◆ **EXERCISE DESCRIPTION**
Nothing in the data should be left out, so repeat it all exactly.

- - -

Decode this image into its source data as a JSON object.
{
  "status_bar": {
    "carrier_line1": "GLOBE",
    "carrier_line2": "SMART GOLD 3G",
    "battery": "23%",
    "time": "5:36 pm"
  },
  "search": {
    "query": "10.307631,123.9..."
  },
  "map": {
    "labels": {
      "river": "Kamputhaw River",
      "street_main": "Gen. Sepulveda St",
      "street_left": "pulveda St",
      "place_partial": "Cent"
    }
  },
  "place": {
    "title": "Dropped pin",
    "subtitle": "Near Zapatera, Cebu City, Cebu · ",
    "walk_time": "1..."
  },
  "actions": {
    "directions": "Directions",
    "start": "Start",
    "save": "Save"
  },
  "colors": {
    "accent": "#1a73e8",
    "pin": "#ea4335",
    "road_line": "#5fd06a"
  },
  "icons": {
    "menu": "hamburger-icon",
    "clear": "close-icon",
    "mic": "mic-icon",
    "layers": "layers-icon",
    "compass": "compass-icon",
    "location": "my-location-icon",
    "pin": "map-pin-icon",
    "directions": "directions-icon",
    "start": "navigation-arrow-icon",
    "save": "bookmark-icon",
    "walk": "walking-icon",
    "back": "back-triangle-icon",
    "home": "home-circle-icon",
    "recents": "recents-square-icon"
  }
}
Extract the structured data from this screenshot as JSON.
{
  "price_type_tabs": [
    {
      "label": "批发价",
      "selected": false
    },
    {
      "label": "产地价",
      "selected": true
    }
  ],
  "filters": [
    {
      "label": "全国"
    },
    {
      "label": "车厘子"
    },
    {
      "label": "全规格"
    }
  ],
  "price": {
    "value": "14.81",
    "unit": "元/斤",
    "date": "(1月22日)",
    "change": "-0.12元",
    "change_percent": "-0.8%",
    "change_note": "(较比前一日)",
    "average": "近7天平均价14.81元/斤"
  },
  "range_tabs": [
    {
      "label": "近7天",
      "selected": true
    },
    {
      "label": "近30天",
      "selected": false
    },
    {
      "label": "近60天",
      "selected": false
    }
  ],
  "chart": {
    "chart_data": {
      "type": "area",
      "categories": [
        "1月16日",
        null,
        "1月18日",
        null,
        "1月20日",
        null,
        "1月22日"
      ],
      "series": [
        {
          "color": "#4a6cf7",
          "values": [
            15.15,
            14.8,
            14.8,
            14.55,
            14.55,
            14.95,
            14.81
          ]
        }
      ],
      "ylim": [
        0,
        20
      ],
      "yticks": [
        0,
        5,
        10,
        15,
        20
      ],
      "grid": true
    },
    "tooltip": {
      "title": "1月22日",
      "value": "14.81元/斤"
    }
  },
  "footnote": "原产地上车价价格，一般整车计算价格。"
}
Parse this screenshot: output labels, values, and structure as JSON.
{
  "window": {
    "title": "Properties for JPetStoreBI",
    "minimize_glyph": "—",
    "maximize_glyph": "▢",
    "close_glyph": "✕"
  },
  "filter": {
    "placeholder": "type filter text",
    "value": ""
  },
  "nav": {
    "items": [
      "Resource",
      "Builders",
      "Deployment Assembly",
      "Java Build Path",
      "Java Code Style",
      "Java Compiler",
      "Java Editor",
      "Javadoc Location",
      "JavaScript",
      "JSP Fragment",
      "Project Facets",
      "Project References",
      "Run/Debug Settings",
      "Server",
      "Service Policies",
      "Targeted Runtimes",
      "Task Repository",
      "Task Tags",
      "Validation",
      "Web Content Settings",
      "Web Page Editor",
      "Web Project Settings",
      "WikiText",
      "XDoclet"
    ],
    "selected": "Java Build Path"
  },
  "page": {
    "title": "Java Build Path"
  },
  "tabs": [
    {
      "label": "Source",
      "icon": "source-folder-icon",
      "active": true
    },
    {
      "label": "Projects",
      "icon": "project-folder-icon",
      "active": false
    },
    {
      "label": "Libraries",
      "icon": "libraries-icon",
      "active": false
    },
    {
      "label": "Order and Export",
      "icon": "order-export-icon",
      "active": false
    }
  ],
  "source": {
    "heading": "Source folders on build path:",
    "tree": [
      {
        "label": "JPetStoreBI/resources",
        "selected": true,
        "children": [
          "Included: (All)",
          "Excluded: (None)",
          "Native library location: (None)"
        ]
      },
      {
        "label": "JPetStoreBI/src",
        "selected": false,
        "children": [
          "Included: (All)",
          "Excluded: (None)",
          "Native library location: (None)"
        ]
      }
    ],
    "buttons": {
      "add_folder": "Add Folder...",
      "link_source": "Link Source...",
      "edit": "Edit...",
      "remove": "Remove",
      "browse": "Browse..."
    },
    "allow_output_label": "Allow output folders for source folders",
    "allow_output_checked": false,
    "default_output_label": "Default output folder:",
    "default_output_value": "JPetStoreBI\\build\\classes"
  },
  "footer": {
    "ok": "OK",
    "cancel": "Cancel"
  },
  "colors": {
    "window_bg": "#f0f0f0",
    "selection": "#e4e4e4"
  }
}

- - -

◆ **RESPONSE TO THIS TASK**
Decode this image into its source data as a JSON object.
{
  "status_bar": {
    "carrier_line1": "GLOBE",
    "carrier_line2": "SMART GOLD 3G",
    "battery": "23%",
    "time": "5:36 pm"
  },
  "search": {
    "query": "10.307631,123.9..."
  },
  "map": {
    "labels": {
      "river": "Kamputhaw River",
      "street_main": "Gen. Sepulveda St",
      "street_left": "pulveda St",
      "place_partial": "Cent"
    }
  },
  "place": {
    "title": "Dropped pin",
    "subtitle": "Near Zapatera, Cebu City, Cebu · ",
    "walk_time": "1..."
  },
  "actions": {
    "directions": "Directions",
    "start": "Start",
    "save": "Save"
  },
  "colors": {
    "accent": "#1a73e8",
    "pin": "#ea4335",
    "road_line": "#5fd06a"
  },
  "icons": {
    "menu": "hamburger-icon",
    "clear": "close-icon",
    "mic": "mic-icon",
    "layers": "layers-icon",
    "compass": "compass-icon",
    "location": "my-location-icon",
    "pin": "map-pin-icon",
    "directions": "directions-icon",
    "start": "navigation-arrow-icon",
    "save": "bookmark-icon",
    "walk": "walking-icon",
    "back": "back-triangle-icon",
    "home": "home-circle-icon",
    "recents": "recents-square-icon"
  }
}
Extract the structured data from this screenshot as JSON.
{
  "price_type_tabs": [
    {
      "label": "批发价",
      "selected": false
    },
    {
      "label": "产地价",
      "selected": true
    }
  ],
  "filters": [
    {
      "label": "全国"
    },
    {
      "label": "车厘子"
    },
    {
      "label": "全规格"
    }
  ],
  "price": {
    "value": "14.81",
    "unit": "元/斤",
    "date": "(1月22日)",
    "change": "-0.12元",
    "change_percent": "-0.8%",
    "change_note": "(较比前一日)",
    "average": "近7天平均价14.81元/斤"
  },
  "range_tabs": [
    {
      "label": "近7天",
      "selected": true
    },
    {
      "label": "近30天",
      "selected": false
    },
    {
      "label": "近60天",
      "selected": false
    }
  ],
  "chart": {
    "chart_data": {
      "type": "area",
      "categories": [
        "1月16日",
        null,
        "1月18日",
        null,
        "1月20日",
        null,
        "1月22日"
      ],
      "series": [
        {
          "color": "#4a6cf7",
          "values": [
            15.15,
            14.8,
            14.8,
            14.55,
            14.55,
            14.95,
            14.81
          ]
        }
      ],
      "ylim": [
        0,
        20
      ],
      "yticks": [
        0,
        5,
        10,
        15,
        20
      ],
      "grid": true
    },
    "tooltip": {
      "title": "1月22日",
      "value": "14.81元/斤"
    }
  },
  "footnote": "原产地上车价价格，一般整车计算价格。"
}
Parse this screenshot: output labels, values, and structure as JSON.
{
  "window": {
    "title": "Properties for JPetStoreBI",
    "minimize_glyph": "—",
    "maximize_glyph": "▢",
    "close_glyph": "✕"
  },
  "filter": {
    "placeholder": "type filter text",
    "value": ""
  },
  "nav": {
    "items": [
      "Resource",
      "Builders",
      "Deployment Assembly",
      "Java Build Path",
      "Java Code Style",
      "Java Compiler",
      "Java Editor",
      "Javadoc Location",
      "JavaScript",
      "JSP Fragment",
      "Project Facets",
      "Project References",
      "Run/Debug Settings",
      "Server",
      "Service Policies",
      "Targeted Runtimes",
      "Task Repository",
      "Task Tags",
      "Validation",
      "Web Content Settings",
      "Web Page Editor",
      "Web Project Settings",
      "WikiText",
      "XDoclet"
    ],
    "selected": "Java Build Path"
  },
  "page": {
    "title": "Java Build Path"
  },
  "tabs": [
    {
      "label": "Source",
      "icon": "source-folder-icon",
      "active": true
    },
    {
      "label": "Projects",
      "icon": "project-folder-icon",
      "active": false
    },
    {
      "label": "Libraries",
      "icon": "libraries-icon",
      "active": false
    },
    {
      "label": "Order and Export",
      "icon": "order-export-icon",
      "active": false
    }
  ],
  "source": {
    "heading": "Source folders on build path:",
    "tree": [
      {
        "label": "JPetStoreBI/resources",
        "selected": true,
        "children": [
          "Included: (All)",
          "Excluded: (None)",
          "Native library location: (None)"
        ]
      },
      {
        "label": "JPetStoreBI/src",
        "selected": false,
        "children": [
          "Included: (All)",
          "Excluded: (None)",
          "Native library location: (None)"
        ]
      }
    ],
    "buttons": {
      "add_folder": "Add Folder...",
      "link_source": "Link Source...",
      "edit": "Edit...",
      "remove": "Remove",
      "browse": "Browse..."
    },
    "allow_output_label": "Allow output folders for source folders",
    "allow_output_checked": false,
    "default_output_label": "Default output folder:",
    "default_output_value": "JPetStoreBI\\build\\classes"
  },
  "footer": {
    "ok": "OK",
    "cancel": "Cancel"
  },
  "colors": {
    "window_bg": "#f0f0f0",
    "selection": "#e4e4e4"
  }
}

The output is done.